Urea is the final degradation product of protein and amino acid metabolism. In protein catabolism, the proteins are broken down to amino acids and deaminated. The ammonia formed in this process is synthesized to urea in the liver. This is the most important catabolic pathway for eliminating excess nitrogen in the human body.


Increased blood urea nitrogen (BUN) may be due to prerenal causes (cardiac decompensation, water depletion due to decreased intake and excessive loss, increased protein catabolism, and high protein diet), renal causes (acute glomerulonephritis, chronic nephritis, polycystic kidney disease, nephrosclerosis, and tubular necrosis), and postrenal causes (eg, all types of obstruction of the urinary tract, such as stones, enlarged prostate gland, tumors).

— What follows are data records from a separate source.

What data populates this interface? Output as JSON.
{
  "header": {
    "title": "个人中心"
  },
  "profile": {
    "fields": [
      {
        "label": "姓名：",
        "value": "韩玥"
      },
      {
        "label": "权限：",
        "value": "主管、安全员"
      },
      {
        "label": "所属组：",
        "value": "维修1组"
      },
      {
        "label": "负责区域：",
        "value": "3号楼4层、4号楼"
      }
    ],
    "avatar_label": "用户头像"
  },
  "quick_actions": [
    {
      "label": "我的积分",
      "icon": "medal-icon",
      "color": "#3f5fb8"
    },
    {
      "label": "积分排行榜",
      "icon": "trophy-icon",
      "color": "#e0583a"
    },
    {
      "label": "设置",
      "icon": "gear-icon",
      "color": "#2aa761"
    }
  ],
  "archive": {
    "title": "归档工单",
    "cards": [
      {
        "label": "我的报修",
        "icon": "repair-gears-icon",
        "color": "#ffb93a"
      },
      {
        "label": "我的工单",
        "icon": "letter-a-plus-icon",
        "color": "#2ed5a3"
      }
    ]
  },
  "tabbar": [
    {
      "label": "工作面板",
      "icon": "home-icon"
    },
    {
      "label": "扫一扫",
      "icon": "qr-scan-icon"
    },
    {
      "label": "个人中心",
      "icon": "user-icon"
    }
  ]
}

The determination of serum BUN currently is the most widely used screening test for the evaluation of kidney function. The test is frequently requested along with the serum creatinine test since simultaneous determination of these 2 compounds appears to aid in the differential diagnosis of prerenal, renal and postrenal hyperuremia.

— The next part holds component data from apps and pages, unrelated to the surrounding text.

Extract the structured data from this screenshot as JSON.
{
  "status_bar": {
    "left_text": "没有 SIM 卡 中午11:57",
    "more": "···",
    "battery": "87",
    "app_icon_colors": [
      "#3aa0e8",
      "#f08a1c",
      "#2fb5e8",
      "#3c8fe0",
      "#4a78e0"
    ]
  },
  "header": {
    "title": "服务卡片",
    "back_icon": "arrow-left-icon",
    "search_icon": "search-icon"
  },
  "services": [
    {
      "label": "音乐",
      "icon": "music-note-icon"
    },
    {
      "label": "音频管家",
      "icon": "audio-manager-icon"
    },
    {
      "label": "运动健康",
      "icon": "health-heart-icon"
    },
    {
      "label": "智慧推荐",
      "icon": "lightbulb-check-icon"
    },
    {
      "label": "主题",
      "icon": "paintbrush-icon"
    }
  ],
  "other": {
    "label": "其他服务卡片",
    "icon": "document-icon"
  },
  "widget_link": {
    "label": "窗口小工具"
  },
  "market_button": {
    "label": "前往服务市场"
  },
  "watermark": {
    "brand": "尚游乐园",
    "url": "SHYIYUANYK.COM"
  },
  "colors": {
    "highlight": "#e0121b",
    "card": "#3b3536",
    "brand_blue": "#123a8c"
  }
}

Serum blood urea nitrogen (BUN) determinations are considerably less sensitive than BUN clearance (and creatinine clearance) tests, and levels may not be abnormal until the BUN clearance has diminished to less than 50%. Clinicians frequently calculate a convenient relationship, the urea nitrogen:creatinine ratio-serum bun in mg/dL/serum creatinine in mg/dL.


For a normal individual on a normal diet, the reference interval for the ratio ranges between 12 and 20, with most individuals being between 12 and 16. Significantly lower ratios denote acute tubular necrosis, low protein intake, starvation, or severe liver disease. High ratios with normal creatinine levels may be noted with catabolic states of tissue breakdown, prerenal azotemia, high protein intake, etc. High ratios associated with high creatinine concentrations may denote either postrenal obstruction or prerenal azotemia superimposed on renal disease. Because of the variability of both the BUN and creatinine assays, the ratio is only a rough guide to the nature of the underlying abnormality. Its magnitude is not tightly regulated in health or disease and should not be considered an exact quantity.

Clinical Reference

Tietz Textbook of Clinical Chemistry. Fourth edition. Edited by CA Burtis, ER Ashwood, DE Bruns. WB Saunders Company, Philadelphia, 2006;24:801-803

Analytic Time

Same day/1 day

Method Name


Also available as part of an Electrolyte panel.


If not ordering electronically, complete, print, and send a Renal Diagnostics Test Request (T830) with the specimen.